The province has deferred logging in 11 areas across B.C, including recent parcels in the disputed Fairy Creek watershed and the Central Walbran Valley, the ministry said, adding there will likely be more deferrals in the summer.
“We know there is much more work to do, and we are committed to a comprehensive approach for how old-growth forests are managed in our province.”
However, the province’s deferrals so far have done little to abate public opinion around the need to better protect B.C.’s big trees — with 85 per cent of residents polled wanting more action to protect old growth.
And the nine-month-long old-growth blockades at Fairy Creek remain in Horgan’s riding, with more than 250 activist arrests taking place as of the weekend.
Securing celebrities or prominent individuals to advertise or increase support for a social or environmental cause is a long-standing practice, said David Tindall, a sociology professor at the University of British Columbia (UBC).
Rather than actually exerting pressure on politicians, the celebrity effect is mostly used to grow the base of people who might care about an issue, said Tindall, who researches social conflict around environmental issues.
“When celebrities are involved, the people who follow them, or are susceptible to being influenced by them, may sometimes get involved in some kind of social movement campaign they might not have been interested in the first place,” he said.
And if enough people or voters recruited, then government might take notice, he added.
“If it can really change public opinion, or the number of people more generally that take a particular position on an issue, then the government sees that,” Tindall said.
“And more importantly, if they might eventually show up and vote on the issue, then I think it has that kind of indirect effect (on politicians).”
Suzanne Simard, author of the bestselling non-fiction book Finding the Mother Tree, said she's studied forests for decades and the immediate protection of old-growth forests in the province is urgent.
The province must both stop old-growth logging and reduce the annual allowable cut across B.C., said Simard, a forestry professor at UBC.
Big-tree ecosystems act as hubs for vast interconnected fungal networks, said Simard, who is participating in both the public environmental campaigns.
“It is essential, for the health of the forest, and the health of our planet, that we do everything we can to keep them standing,” she said.
Politicians need to be pushed to alter the status quo and make the right decisions, Simard added.
“Unless there's pressure, they won't act. It's too easy for them to just carry on business as usual,” she said.
“I think we're on the cusp of making some changes, but change only happens if you push, push, push.”
Rochelle Baker / Local Journalism Initiative / Canada’s National Observer
Maybe the celebrity power
Maybe the celebrity power will galvanize enough people to demand change...It seems sacrilegious to log the few remaining old growth forests left in BC. It's like a form of madness.

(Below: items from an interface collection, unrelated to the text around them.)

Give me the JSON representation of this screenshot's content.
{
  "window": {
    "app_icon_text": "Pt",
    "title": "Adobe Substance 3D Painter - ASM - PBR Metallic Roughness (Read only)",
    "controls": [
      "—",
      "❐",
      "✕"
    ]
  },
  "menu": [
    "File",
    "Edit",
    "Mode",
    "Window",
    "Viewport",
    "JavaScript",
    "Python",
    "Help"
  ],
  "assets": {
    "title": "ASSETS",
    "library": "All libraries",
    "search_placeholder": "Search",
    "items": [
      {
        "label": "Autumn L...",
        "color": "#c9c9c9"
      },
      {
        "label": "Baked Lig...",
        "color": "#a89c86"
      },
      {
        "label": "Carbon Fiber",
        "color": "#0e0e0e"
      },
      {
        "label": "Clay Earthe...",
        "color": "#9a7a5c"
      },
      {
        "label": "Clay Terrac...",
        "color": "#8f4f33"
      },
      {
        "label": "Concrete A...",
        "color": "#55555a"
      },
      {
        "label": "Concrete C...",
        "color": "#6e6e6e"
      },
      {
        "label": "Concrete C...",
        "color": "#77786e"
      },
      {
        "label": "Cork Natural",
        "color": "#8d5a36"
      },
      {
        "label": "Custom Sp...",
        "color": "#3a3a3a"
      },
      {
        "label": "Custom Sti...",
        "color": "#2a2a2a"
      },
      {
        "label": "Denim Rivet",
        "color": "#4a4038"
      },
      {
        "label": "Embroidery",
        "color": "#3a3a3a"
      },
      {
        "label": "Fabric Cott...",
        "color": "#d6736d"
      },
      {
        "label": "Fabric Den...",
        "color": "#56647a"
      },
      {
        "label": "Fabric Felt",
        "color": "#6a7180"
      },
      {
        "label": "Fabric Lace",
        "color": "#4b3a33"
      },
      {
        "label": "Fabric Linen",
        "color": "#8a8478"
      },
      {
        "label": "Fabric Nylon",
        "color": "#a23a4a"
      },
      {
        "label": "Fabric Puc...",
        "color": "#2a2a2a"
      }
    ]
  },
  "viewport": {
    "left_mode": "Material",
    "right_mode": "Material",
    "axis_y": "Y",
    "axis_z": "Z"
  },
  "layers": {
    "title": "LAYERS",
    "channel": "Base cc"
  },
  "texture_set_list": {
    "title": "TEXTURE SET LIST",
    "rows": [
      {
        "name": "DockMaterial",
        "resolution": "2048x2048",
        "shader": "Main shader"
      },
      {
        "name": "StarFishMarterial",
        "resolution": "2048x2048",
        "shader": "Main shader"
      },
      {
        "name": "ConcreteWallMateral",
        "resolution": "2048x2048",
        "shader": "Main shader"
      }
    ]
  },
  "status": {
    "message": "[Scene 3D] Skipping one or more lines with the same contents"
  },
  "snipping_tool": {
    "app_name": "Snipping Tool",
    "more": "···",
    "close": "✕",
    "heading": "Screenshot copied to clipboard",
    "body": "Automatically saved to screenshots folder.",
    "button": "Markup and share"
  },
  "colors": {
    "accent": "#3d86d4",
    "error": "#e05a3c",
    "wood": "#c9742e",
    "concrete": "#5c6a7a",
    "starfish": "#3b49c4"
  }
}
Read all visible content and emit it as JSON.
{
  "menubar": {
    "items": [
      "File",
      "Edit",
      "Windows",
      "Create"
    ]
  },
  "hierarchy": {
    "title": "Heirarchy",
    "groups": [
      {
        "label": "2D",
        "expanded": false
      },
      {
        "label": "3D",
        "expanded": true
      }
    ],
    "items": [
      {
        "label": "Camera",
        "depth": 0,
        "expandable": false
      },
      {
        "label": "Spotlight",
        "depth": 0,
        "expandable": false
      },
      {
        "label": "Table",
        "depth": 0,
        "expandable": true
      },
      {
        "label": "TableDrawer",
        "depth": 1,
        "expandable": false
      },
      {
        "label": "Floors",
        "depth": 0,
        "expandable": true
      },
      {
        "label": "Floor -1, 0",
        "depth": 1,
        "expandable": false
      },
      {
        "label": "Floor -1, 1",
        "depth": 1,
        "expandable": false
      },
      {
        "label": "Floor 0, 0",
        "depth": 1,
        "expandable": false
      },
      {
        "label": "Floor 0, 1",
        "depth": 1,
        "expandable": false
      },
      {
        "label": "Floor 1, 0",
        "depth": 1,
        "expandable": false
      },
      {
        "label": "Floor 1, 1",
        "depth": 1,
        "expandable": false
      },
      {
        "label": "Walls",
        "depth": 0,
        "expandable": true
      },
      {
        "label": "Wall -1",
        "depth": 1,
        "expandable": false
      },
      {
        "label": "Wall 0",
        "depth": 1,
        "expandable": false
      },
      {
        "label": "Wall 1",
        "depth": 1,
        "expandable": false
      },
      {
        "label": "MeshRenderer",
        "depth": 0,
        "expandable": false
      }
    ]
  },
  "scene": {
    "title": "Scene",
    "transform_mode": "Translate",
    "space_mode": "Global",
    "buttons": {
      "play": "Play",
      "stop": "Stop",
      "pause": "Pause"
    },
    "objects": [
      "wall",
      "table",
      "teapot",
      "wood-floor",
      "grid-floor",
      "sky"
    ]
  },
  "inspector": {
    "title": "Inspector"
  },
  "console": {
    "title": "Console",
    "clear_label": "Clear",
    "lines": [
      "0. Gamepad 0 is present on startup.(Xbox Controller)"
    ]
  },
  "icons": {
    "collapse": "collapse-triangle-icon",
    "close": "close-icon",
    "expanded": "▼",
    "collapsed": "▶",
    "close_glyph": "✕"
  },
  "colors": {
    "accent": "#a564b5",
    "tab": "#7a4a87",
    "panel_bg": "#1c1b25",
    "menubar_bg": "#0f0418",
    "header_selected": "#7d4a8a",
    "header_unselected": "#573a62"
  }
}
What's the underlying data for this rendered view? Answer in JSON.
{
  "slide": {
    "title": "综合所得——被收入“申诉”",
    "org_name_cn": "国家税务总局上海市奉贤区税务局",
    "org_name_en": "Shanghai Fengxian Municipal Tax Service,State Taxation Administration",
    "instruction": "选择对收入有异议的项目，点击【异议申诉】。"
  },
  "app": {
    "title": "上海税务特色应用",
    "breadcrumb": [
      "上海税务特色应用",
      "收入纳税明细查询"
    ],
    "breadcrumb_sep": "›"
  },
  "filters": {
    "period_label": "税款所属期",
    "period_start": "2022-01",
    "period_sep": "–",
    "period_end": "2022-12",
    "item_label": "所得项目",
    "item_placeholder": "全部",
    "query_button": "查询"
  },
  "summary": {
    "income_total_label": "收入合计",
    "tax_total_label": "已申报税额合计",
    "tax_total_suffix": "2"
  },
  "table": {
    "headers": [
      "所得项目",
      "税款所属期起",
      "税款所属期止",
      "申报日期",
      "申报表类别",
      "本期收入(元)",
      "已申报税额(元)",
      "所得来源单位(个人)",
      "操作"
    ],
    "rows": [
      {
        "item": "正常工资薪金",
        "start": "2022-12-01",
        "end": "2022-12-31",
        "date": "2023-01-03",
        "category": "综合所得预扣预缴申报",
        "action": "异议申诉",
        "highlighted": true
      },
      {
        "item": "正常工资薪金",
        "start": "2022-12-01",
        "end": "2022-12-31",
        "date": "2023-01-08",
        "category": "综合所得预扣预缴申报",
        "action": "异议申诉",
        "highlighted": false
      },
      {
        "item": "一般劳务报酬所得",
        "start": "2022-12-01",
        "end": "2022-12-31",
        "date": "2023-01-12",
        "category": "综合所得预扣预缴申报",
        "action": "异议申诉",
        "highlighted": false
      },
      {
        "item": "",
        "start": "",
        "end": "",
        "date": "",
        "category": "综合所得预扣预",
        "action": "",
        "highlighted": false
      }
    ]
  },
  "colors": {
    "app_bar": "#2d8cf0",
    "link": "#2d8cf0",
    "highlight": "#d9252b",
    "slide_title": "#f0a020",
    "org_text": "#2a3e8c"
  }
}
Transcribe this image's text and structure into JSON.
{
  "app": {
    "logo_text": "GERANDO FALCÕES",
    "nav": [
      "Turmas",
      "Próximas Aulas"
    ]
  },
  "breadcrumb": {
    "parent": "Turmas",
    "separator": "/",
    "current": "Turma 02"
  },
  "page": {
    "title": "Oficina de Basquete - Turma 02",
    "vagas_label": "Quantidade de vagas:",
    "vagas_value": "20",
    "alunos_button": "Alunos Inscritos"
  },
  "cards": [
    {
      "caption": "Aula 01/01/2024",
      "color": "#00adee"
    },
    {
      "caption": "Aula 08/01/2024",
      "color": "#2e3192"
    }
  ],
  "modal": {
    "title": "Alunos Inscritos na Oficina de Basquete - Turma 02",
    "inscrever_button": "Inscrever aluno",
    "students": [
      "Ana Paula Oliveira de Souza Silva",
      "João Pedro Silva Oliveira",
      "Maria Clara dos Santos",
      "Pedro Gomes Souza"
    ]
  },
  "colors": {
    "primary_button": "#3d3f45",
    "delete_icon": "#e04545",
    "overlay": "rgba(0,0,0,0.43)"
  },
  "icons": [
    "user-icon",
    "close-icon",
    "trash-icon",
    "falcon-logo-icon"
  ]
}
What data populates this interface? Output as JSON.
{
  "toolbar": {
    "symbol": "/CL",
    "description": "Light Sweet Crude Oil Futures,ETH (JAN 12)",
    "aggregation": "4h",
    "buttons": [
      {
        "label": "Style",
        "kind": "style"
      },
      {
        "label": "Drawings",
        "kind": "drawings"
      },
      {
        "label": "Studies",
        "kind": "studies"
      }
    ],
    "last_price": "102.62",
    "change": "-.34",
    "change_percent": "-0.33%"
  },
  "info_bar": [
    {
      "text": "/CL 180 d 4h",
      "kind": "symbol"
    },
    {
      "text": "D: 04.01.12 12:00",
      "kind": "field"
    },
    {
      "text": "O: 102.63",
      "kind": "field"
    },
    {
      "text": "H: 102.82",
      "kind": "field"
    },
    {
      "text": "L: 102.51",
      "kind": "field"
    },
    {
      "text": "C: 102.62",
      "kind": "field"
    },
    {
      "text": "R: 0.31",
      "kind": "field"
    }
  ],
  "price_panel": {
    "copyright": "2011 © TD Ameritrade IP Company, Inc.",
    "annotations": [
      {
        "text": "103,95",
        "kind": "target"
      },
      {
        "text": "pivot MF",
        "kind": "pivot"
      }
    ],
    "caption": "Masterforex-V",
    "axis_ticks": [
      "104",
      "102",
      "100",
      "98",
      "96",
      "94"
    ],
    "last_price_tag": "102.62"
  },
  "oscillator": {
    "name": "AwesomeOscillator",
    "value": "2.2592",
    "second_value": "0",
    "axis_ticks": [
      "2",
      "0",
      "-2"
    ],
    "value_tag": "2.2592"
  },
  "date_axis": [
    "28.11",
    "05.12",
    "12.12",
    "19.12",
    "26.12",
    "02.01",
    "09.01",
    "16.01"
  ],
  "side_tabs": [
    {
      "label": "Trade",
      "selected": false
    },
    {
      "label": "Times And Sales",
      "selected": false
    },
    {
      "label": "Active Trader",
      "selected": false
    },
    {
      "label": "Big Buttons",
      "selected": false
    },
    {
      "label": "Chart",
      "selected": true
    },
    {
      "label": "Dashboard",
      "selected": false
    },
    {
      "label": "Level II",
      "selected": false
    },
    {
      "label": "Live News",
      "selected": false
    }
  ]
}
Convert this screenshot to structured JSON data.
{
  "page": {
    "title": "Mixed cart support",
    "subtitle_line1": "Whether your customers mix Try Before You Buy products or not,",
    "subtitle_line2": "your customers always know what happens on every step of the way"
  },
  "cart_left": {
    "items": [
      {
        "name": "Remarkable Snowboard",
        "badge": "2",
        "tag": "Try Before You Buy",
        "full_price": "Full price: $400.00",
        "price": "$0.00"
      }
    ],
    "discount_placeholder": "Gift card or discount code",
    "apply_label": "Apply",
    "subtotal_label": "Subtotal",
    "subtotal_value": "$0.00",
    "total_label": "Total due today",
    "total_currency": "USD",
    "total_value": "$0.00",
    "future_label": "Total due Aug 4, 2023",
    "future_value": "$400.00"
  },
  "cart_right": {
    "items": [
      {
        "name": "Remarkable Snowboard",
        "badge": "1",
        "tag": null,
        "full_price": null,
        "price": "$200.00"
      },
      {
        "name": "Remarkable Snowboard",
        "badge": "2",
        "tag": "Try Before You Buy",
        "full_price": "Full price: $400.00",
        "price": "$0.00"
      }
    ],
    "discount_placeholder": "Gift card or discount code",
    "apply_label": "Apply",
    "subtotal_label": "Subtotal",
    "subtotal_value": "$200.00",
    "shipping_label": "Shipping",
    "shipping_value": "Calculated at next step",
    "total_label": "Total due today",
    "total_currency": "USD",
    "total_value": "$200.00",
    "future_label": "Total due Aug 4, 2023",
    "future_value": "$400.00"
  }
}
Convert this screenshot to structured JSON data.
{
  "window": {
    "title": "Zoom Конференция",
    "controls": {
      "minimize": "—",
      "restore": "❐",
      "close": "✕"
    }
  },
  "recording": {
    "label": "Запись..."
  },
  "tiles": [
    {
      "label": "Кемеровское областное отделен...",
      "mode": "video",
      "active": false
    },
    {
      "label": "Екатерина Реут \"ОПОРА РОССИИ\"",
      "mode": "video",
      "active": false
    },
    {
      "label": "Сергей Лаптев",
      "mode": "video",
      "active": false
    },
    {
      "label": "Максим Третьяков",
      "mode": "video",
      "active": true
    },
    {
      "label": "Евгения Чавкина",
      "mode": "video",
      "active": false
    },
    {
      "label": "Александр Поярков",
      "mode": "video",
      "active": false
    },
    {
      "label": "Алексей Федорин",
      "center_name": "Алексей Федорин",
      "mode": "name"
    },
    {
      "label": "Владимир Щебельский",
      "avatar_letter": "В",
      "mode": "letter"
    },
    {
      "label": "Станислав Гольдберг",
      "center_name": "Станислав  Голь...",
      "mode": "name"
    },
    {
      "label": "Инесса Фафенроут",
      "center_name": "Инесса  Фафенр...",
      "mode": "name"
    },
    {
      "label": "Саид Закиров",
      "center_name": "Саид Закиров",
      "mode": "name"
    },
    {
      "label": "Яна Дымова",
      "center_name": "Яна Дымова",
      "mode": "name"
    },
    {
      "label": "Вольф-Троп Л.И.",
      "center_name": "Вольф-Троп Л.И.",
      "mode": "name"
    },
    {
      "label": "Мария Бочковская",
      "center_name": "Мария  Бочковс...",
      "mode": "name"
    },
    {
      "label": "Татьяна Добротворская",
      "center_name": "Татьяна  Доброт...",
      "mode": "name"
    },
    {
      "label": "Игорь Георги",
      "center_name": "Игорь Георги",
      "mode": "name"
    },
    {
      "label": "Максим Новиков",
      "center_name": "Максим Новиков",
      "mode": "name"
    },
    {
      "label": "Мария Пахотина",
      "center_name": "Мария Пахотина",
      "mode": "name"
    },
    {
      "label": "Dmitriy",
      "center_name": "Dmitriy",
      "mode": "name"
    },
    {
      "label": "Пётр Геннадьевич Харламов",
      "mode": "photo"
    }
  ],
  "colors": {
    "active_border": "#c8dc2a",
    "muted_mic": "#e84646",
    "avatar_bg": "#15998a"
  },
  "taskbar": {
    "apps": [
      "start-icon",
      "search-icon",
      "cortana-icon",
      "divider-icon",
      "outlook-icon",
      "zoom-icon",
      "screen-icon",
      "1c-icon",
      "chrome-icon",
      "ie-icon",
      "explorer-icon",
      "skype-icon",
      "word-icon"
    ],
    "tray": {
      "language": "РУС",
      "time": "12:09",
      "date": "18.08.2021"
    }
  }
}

Madness? Yes. When you
Madness? Yes. When you consider it, all forms of extractive, exploitative capitalism that strips from the earth the resources all of humanity requires, - for the sake of illusory, and ephemeral "profits", is certainly a form of madness, irrationality, out of control greed, corruption and fecklessness that amounts to ecocide.
It is truly irksome that
It is truly irksome that there are known ways to practice sustainable forestry that operates as a net carbon sink, to maintain a continuous forest canopy cover while harvesting and to spread forest management responsibilities to local communities in the form of forest trusts. This is all possible while preserving the few remaining old growth watersheds in perpetuity and maintain larger riparian setbacks.
Too often we hear the implication that "economics" and saving unionized jobs dictate clearcutting the last stands for export as raw logs. Can they not open their eyes and see the contradiction of extraction over all else, and the resulting bust that always follows a boom? Meanwhile, biotech, knowledge and so forth are bigger than the extraction of all natural resources combined in BC.
Just what century are the decision makers operating in?